In August 2017, the Utah state government collaborated with local governments along the Wasatch Front to implement a historically ambitious effort to “restore public safety and improve the environment for those seeking services” in Salt Lake City’s Rio Grande neighborhood and surrounding area. The plan, dubbed Operation Rio Grande, was three-pronged: phase one involved targeted and increased arrests of drug traffickers and violent crime offenders in the Rio Grande area; phase two would aim to rehabilitate these offenders; the final phase would finally provide these rehabilitated individuals with steady sources of income and housing.
Three years and a global pandemic later, the ACLU has accused Operation Rio Grande of feeding a “revolving door” of low-level offenders, primarily consisting of the homeless and impoverished, to the county’s court system. What resulted from Operation Rio Grande’s first phase, according to the ACLU, was a vast misappropriation of law enforcement resources for low-level crime, leading to what Utah Representative Ben McAdams described as “jail overcrowding and […] recycling people with serious addiction back onto the streets and soon back into the criminal justice system.”
The ramifications of Operation Rio Grande coupled with an unprecedented pandemic have led to mass homeless camp congregations that Salt Lake City’s Housing and Neighborhood Development website describes as an “environmental public health concern,” prompting the recent, highly controversial homeless camp abatements.
What should be understood about these camp abatements, their on-ground operations headed by the Salt Lake Health Department with strong backing from the Salt Lake Police Department, is that they are only the first half of Mayor Erin Mendenhall’s 2-phase Community Commitment Program, attacking what she says is “the most pressing and poignant issue in Salt Lake City every day.”
While the percentage of people living in poverty in Salt Lake County is decreasing, the downward trend has not been significant enough to outweigh the economic woes that COVID-19 has produced for so many of Salt Lake’s homeless population, according to the American Community Survey.
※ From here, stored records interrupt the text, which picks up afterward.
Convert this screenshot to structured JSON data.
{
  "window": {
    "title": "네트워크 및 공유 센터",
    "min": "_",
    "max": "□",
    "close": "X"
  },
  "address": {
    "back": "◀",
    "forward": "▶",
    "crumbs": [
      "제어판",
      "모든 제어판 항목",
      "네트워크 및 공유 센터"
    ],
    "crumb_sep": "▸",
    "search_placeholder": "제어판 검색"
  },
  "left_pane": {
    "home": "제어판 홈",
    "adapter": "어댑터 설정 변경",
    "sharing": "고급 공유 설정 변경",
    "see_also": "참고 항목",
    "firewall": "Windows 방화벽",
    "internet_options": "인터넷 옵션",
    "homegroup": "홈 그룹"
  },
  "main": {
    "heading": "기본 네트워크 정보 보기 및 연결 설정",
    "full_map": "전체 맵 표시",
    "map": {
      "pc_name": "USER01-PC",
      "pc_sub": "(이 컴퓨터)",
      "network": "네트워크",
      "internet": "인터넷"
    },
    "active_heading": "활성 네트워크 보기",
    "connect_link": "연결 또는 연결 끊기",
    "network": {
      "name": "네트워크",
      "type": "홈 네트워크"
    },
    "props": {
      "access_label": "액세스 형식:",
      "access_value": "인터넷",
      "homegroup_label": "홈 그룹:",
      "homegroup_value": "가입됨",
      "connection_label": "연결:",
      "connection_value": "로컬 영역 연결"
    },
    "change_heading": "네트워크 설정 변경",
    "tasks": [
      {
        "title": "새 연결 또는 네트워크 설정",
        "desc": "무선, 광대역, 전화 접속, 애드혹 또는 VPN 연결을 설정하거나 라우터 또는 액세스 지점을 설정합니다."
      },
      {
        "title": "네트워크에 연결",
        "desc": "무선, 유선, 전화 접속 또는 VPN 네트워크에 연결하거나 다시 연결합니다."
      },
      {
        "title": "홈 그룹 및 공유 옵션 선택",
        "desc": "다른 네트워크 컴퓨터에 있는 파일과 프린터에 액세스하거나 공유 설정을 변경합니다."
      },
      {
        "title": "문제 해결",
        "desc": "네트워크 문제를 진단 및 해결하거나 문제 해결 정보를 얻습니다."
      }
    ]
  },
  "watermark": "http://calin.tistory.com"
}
Mayor Mendenhall pledged $150,000 to the 4th Street Clinic to help test and treat the homeless for COVID-19 when she announced the Community Commitment Program, but Salt Lake City residents have clamored for better appropriation of funding, one resident saying that the city “sees [the homeless] as a problem rather than [providing them] affordable housing, health care, and support.”
The main issue Salt Lake residents have had with the Community Commitment Program, however, has been the implementation of the first phase, what Mendenhall describes as a “12-week enhanced neighborhood cleaning program,” or the titular camp abatements. Despite the city website claiming that “an abatement is a way to ensure the health and cleanliness of a camping hot spot, but does not include citing the campers for violation of the no-camping ordinance,” protestors showed up to the initial abatement. Some claimed that Health Department workers, accompanied by police, were stealing from the campers. However, Dale Keller, who is leading the camp abatements on-ground, stated that “[the Health Department’s] focus is the public and environmental health piece.”
Ultimately, Mayor Mendenhall’s Community Commitment Program may not be the most pressing area of concern for West High, especially in this year of strictly digital education, but many of our own students and teachers live in the areas affected by both Operation Rio Grande and this recently launched initiative. One West High senior who lives in downtown Salt Lake City had this to say about the camp abatements as well as Mayor Mendenhall’s new program: “I don’t really see what [the program]’s gonna do to help these people. I wish the government would just realize that people aren’t homeless because they want to be homeless, but because they have problems like drug addiction and violence where they sleep and all these other things. I don’t like the camp abatements, to be honest, they feel more temporary than anything else.” Hopefully West High and its patrons feel the effects of the Mayor’s new program in a positive way, because the city could definitely use it in the aftermath of this crippling pandemic.